Your task -
Return, from the data below, each line that contains the word "button".

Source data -

___

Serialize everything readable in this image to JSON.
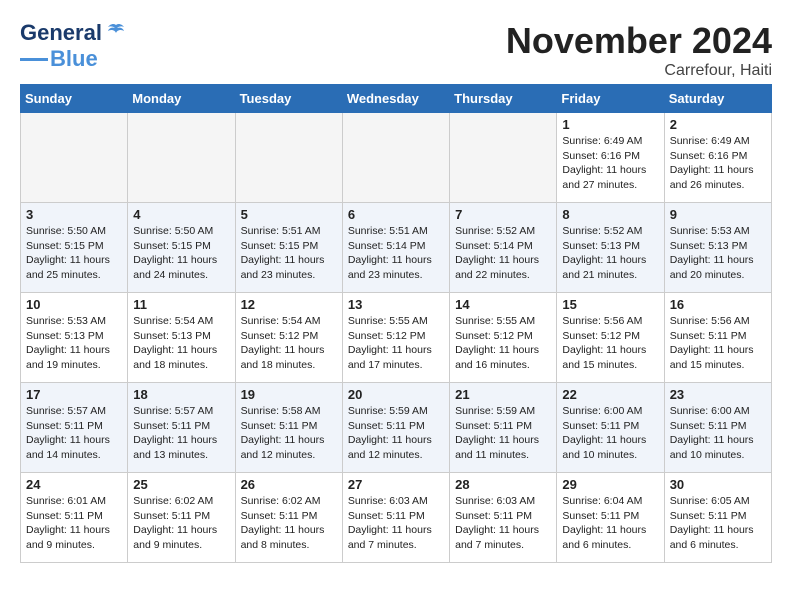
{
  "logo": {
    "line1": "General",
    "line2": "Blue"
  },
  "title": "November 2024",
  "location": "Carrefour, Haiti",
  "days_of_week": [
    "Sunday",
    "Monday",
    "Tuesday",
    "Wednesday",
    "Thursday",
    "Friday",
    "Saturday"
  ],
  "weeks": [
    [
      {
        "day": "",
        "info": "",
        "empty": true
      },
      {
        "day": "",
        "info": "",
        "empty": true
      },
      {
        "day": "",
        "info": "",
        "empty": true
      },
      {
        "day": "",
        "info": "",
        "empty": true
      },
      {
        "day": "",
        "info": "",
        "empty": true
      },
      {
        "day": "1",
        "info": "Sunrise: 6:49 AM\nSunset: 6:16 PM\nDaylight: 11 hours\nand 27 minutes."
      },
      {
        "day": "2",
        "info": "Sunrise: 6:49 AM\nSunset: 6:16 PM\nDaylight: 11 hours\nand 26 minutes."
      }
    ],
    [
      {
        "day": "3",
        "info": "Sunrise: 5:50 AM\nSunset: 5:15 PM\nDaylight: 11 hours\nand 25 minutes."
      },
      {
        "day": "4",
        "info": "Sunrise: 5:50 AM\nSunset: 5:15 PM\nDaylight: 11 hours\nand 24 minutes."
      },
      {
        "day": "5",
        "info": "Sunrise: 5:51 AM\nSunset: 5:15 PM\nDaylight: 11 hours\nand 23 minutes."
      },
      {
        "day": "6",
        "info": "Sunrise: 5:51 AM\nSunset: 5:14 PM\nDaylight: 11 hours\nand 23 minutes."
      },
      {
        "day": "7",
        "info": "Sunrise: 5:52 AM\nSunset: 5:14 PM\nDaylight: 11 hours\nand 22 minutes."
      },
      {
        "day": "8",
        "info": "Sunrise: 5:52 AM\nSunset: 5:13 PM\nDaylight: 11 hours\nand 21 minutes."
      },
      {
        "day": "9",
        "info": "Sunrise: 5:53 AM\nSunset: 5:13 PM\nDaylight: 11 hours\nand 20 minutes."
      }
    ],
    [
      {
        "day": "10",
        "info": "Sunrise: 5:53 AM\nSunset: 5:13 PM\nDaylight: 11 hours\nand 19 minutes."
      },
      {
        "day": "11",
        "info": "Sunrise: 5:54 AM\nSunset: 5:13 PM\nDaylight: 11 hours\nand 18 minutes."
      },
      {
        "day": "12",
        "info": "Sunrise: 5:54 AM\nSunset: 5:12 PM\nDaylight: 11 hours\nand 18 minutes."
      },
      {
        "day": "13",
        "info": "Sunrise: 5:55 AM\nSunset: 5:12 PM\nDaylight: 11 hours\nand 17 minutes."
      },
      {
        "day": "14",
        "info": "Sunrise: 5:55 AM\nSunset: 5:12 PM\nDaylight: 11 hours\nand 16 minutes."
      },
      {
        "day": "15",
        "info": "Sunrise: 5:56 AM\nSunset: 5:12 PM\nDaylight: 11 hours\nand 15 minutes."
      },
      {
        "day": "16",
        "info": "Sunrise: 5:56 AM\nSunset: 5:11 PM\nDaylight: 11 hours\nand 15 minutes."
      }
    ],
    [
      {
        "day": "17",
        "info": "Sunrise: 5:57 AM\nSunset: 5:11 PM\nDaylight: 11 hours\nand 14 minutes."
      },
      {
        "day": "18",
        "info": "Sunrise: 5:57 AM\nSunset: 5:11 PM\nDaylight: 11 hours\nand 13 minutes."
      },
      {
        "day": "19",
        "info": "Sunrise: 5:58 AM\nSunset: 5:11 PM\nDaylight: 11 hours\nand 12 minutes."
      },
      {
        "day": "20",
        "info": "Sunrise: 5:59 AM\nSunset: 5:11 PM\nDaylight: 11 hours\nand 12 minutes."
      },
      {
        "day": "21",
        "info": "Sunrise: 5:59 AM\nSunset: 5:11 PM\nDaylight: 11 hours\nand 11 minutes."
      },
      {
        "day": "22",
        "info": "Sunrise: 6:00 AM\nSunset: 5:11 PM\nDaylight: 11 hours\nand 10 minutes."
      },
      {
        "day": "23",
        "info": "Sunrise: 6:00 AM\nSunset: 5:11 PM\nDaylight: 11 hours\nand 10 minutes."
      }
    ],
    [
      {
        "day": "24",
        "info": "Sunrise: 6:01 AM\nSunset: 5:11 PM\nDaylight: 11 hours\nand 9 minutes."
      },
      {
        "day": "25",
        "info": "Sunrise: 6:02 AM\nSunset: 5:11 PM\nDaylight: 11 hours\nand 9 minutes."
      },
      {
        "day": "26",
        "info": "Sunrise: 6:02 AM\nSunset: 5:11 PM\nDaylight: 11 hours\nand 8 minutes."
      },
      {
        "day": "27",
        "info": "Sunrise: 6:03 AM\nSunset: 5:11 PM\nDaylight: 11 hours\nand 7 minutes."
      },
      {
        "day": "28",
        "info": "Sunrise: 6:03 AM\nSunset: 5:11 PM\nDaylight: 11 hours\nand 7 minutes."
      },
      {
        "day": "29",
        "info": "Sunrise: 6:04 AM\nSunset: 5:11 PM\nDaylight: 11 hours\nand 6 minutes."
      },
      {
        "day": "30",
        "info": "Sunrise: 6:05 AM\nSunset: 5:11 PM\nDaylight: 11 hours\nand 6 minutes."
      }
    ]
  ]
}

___

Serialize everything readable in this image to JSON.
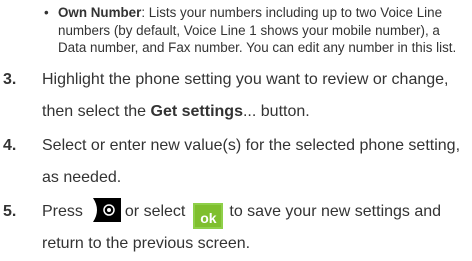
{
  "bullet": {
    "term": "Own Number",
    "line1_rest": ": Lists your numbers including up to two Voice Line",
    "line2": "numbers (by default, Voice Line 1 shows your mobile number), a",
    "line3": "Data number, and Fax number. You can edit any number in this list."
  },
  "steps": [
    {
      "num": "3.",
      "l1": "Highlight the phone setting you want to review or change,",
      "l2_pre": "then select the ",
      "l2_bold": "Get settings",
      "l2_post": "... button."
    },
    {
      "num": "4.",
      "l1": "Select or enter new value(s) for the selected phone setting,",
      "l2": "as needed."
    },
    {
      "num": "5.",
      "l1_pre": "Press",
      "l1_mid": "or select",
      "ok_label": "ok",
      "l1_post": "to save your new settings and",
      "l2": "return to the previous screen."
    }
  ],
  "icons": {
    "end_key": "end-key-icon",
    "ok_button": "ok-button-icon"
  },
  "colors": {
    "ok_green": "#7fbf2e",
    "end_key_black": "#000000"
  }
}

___

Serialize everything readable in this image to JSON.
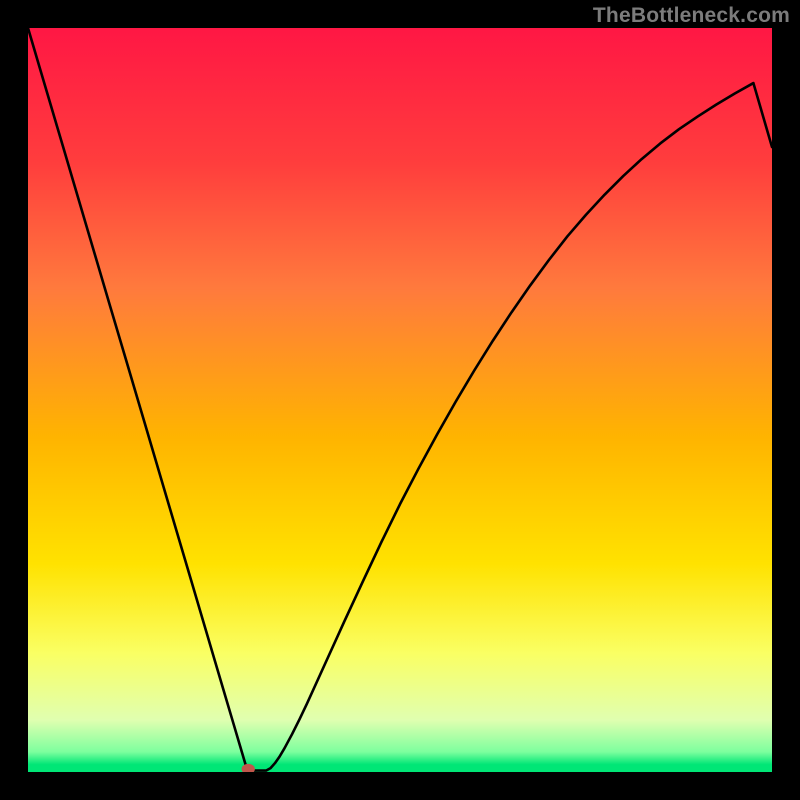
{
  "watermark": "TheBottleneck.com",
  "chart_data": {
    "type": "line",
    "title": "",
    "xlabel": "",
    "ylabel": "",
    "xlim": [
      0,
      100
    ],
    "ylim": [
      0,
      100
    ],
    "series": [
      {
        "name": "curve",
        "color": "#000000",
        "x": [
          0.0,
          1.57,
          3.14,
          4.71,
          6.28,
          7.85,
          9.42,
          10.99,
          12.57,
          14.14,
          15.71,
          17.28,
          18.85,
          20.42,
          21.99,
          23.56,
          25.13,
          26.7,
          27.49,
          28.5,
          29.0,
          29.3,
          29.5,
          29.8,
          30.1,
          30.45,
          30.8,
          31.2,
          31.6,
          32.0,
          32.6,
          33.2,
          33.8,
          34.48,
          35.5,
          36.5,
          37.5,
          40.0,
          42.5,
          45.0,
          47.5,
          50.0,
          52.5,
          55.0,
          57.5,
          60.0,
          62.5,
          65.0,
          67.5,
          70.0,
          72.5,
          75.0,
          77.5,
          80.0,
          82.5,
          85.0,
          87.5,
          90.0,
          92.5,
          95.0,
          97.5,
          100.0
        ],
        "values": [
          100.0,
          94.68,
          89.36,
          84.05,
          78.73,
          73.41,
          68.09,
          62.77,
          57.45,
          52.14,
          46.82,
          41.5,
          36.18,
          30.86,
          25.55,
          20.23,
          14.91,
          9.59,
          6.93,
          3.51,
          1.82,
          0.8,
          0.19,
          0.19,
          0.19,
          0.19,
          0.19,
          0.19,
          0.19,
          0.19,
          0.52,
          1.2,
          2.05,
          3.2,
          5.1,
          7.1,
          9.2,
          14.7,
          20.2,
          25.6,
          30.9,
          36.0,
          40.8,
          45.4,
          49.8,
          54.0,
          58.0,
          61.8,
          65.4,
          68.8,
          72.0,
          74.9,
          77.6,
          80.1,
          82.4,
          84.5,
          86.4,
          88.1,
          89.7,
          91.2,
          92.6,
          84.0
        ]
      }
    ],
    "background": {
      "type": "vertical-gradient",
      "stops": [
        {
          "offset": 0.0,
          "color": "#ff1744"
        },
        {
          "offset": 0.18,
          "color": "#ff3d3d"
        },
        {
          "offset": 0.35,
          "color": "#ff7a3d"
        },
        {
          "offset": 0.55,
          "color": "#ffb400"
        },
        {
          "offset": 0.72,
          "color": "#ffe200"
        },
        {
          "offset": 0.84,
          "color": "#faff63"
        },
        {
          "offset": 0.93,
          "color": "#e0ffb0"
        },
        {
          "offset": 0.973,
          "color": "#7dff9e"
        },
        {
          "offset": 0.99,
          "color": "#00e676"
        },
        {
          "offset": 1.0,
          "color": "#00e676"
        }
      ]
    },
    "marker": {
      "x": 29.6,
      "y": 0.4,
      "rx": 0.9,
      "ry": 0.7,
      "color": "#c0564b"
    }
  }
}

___

Response -
      "l2_post": "... button."
    "ok_button": "ok-button-icon"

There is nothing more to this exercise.